(Beginning of RECORDS TO PROCESS)
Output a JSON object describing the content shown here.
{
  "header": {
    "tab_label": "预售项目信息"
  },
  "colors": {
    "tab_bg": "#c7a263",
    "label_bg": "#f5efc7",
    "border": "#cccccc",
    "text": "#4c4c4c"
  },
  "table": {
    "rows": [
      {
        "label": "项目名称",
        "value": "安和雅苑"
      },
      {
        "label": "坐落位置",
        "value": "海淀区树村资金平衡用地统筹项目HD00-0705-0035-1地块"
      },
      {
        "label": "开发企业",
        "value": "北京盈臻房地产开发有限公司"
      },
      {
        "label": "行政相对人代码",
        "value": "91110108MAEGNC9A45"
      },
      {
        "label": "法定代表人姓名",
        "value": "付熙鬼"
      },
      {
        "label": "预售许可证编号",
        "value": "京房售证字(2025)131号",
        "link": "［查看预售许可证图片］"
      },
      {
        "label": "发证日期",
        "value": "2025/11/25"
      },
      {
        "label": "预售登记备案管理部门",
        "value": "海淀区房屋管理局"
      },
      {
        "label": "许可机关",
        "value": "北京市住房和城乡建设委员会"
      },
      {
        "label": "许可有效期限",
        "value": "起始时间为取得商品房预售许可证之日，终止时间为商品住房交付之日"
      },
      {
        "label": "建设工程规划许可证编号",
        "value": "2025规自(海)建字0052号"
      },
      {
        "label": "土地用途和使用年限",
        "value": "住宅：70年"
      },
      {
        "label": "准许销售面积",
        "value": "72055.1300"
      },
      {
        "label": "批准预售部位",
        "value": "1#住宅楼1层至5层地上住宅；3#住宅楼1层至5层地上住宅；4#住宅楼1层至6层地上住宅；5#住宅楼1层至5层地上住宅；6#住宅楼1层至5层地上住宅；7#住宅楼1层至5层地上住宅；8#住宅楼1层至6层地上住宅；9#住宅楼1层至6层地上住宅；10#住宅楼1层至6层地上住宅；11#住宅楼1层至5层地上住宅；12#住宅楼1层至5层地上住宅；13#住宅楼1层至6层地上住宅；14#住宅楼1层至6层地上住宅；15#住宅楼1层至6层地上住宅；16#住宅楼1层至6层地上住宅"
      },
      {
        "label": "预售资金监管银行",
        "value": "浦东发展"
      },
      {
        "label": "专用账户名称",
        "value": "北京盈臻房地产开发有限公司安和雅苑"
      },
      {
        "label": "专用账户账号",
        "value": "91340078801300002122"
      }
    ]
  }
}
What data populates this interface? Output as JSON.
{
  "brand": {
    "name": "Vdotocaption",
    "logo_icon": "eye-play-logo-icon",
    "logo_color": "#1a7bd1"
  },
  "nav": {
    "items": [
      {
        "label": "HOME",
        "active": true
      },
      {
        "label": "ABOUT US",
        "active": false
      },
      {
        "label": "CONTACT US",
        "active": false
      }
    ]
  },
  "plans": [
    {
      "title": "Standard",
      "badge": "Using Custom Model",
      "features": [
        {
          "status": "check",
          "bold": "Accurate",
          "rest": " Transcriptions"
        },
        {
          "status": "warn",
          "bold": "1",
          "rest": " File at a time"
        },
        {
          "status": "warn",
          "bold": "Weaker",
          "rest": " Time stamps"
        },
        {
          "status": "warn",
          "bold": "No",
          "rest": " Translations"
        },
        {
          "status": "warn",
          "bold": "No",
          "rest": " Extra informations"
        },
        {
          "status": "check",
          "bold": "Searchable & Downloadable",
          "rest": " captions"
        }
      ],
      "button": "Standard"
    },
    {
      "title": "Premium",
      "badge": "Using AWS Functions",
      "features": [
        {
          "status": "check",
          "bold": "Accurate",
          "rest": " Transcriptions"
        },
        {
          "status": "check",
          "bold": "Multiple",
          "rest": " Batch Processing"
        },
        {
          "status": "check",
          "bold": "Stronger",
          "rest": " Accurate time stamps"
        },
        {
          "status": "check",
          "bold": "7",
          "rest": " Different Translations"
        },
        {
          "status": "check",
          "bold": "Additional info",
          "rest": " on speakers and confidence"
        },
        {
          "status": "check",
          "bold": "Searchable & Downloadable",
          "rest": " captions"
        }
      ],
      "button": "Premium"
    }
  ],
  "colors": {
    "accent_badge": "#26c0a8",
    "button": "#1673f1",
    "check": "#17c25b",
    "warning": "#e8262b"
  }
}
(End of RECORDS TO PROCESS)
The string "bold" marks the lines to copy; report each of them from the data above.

EXERCISE OUTPUT
          "bold": "Accurate",
          "bold": "1",
          "bold": "Weaker",
          "bold": "No",
          "bold": "No",
          "bold": "Searchable & Downloadable",
          "bold": "Accurate",
          "bold": "Multiple",
          "bold": "Stronger",
          "bold": "7",
          "bold": "Additional info",
          "bold": "Searchable & Downloadable",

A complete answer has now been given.